What you should do: The records need to be set down again exactly as they appear.

_ _ _ _

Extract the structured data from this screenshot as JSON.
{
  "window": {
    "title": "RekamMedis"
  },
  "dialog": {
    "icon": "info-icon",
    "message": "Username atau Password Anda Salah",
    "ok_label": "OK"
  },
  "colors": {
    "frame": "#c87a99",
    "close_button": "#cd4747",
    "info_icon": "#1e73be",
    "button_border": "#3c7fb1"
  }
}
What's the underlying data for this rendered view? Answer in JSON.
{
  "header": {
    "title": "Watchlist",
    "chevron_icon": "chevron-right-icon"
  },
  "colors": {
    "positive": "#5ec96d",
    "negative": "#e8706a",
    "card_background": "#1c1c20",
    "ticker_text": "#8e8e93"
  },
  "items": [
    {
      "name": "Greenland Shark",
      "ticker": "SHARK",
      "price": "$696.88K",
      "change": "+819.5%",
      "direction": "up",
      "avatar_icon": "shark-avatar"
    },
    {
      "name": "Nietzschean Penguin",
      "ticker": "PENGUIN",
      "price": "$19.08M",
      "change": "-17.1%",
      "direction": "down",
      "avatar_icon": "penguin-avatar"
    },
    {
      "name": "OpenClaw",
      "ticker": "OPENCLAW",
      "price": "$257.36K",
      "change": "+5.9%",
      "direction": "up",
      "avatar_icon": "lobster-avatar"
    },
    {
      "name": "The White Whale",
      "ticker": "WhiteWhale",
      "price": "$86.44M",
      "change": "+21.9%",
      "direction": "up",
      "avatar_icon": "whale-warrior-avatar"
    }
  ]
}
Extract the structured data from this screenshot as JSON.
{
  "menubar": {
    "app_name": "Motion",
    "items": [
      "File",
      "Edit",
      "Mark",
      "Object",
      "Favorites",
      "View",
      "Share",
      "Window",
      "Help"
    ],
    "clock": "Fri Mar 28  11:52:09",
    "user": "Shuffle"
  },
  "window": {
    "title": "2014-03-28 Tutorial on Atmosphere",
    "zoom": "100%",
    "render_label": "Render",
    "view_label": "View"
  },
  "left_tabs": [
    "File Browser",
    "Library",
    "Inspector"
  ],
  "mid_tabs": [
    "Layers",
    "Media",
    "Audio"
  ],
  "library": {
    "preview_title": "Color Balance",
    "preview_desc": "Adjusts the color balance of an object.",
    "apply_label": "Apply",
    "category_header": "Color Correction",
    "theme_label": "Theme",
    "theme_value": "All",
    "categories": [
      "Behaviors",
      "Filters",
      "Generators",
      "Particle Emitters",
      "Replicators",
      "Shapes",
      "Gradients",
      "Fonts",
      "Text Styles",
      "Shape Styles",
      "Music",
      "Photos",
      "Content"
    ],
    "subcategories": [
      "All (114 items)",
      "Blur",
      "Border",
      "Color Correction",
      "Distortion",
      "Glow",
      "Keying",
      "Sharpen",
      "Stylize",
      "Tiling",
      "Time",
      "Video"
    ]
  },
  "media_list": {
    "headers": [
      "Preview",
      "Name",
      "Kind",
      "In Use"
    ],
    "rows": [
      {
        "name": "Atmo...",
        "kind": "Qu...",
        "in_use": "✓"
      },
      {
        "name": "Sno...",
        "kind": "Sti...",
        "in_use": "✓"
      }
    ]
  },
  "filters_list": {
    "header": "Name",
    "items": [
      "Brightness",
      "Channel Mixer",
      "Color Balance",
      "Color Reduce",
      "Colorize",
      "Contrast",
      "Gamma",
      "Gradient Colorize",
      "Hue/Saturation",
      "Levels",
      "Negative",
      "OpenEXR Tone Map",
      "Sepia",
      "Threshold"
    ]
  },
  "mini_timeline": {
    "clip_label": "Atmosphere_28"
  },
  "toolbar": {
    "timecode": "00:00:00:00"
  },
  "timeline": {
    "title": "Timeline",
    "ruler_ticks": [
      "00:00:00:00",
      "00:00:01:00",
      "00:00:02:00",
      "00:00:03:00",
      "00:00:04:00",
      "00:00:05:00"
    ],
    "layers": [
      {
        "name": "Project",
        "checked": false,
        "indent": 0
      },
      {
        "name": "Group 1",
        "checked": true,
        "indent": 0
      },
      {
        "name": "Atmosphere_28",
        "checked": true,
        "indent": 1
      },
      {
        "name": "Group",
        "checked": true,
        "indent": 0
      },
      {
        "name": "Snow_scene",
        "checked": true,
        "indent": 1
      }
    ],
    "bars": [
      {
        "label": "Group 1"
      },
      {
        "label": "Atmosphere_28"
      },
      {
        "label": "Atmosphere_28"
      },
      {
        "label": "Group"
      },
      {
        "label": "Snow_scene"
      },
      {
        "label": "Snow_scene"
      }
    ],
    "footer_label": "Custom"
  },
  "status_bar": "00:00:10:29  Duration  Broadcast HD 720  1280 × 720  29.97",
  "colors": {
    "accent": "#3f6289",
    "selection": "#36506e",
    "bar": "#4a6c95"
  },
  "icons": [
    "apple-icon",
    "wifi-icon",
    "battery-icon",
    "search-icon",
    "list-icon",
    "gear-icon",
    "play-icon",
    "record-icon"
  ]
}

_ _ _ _

Output of the exercise:
Extract the structured data from this screenshot as JSON.
{
  "window": {
    "title": "RekamMedis"
  },
  "dialog": {
    "icon": "info-icon",
    "message": "Username atau Password Anda Salah",
    "ok_label": "OK"
  },
  "colors": {
    "frame": "#c87a99",
    "close_button": "#cd4747",
    "info_icon": "#1e73be",
    "button_border": "#3c7fb1"
  }
}
What's the underlying data for this rendered view? Answer in JSON.
{
  "header": {
    "title": "Watchlist",
    "chevron_icon": "chevron-right-icon"
  },
  "colors": {
    "positive": "#5ec96d",
    "negative": "#e8706a",
    "card_background": "#1c1c20",
    "ticker_text": "#8e8e93"
  },
  "items": [
    {
      "name": "Greenland Shark",
      "ticker": "SHARK",
      "price": "$696.88K",
      "change": "+819.5%",
      "direction": "up",
      "avatar_icon": "shark-avatar"
    },
    {
      "name": "Nietzschean Penguin",
      "ticker": "PENGUIN",
      "price": "$19.08M",
      "change": "-17.1%",
      "direction": "down",
      "avatar_icon": "penguin-avatar"
    },
    {
      "name": "OpenClaw",
      "ticker": "OPENCLAW",
      "price": "$257.36K",
      "change": "+5.9%",
      "direction": "up",
      "avatar_icon": "lobster-avatar"
    },
    {
      "name": "The White Whale",
      "ticker": "WhiteWhale",
      "price": "$86.44M",
      "change": "+21.9%",
      "direction": "up",
      "avatar_icon": "whale-warrior-avatar"
    }
  ]
}
Extract the structured data from this screenshot as JSON.
{
  "menubar": {
    "app_name": "Motion",
    "items": [
      "File",
      "Edit",
      "Mark",
      "Object",
      "Favorites",
      "View",
      "Share",
      "Window",
      "Help"
    ],
    "clock": "Fri Mar 28  11:52:09",
    "user": "Shuffle"
  },
  "window": {
    "title": "2014-03-28 Tutorial on Atmosphere",
    "zoom": "100%",
    "render_label": "Render",
    "view_label": "View"
  },
  "left_tabs": [
    "File Browser",
    "Library",
    "Inspector"
  ],
  "mid_tabs": [
    "Layers",
    "Media",
    "Audio"
  ],
  "library": {
    "preview_title": "Color Balance",
    "preview_desc": "Adjusts the color balance of an object.",
    "apply_label": "Apply",
    "category_header": "Color Correction",
    "theme_label": "Theme",
    "theme_value": "All",
    "categories": [
      "Behaviors",
      "Filters",
      "Generators",
      "Particle Emitters",
      "Replicators",
      "Shapes",
      "Gradients",
      "Fonts",
      "Text Styles",
      "Shape Styles",
      "Music",
      "Photos",
      "Content"
    ],
    "subcategories": [
      "All (114 items)",
      "Blur",
      "Border",
      "Color Correction",
      "Distortion",
      "Glow",
      "Keying",
      "Sharpen",
      "Stylize",
      "Tiling",
      "Time",
      "Video"
    ]
  },
  "media_list": {
    "headers": [
      "Preview",
      "Name",
      "Kind",
      "In Use"
    ],
    "rows": [
      {
        "name": "Atmo...",
        "kind": "Qu...",
        "in_use": "✓"
      },
      {
        "name": "Sno...",
        "kind": "Sti...",
        "in_use": "✓"
      }
    ]
  },
  "filters_list": {
    "header": "Name",
    "items": [
      "Brightness",
      "Channel Mixer",
      "Color Balance",
      "Color Reduce",
      "Colorize",
      "Contrast",
      "Gamma",
      "Gradient Colorize",
      "Hue/Saturation",
      "Levels",
      "Negative",
      "OpenEXR Tone Map",
      "Sepia",
      "Threshold"
    ]
  },
  "mini_timeline": {
    "clip_label": "Atmosphere_28"
  },
  "toolbar": {
    "timecode": "00:00:00:00"
  },
  "timeline": {
    "title": "Timeline",
    "ruler_ticks": [
      "00:00:00:00",
      "00:00:01:00",
      "00:00:02:00",
      "00:00:03:00",
      "00:00:04:00",
      "00:00:05:00"
    ],
    "layers": [
      {
        "name": "Project",
        "checked": false,
        "indent": 0
      },
      {
        "name": "Group 1",
        "checked": true,
        "indent": 0
      },
      {
        "name": "Atmosphere_28",
        "checked": true,
        "indent": 1
      },
      {
        "name": "Group",
        "checked": true,
        "indent": 0
      },
      {
        "name": "Snow_scene",
        "checked": true,
        "indent": 1
      }
    ],
    "bars": [
      {
        "label": "Group 1"
      },
      {
        "label": "Atmosphere_28"
      },
      {
        "label": "Atmosphere_28"
      },
      {
        "label": "Group"
      },
      {
        "label": "Snow_scene"
      },
      {
        "label": "Snow_scene"
      }
    ],
    "footer_label": "Custom"
  },
  "status_bar": "00:00:10:29  Duration  Broadcast HD 720  1280 × 720  29.97",
  "colors": {
    "accent": "#3f6289",
    "selection": "#36506e",
    "bar": "#4a6c95"
  },
  "icons": [
    "apple-icon",
    "wifi-icon",
    "battery-icon",
    "search-icon",
    "list-icon",
    "gear-icon",
    "play-icon",
    "record-icon"
  ]
}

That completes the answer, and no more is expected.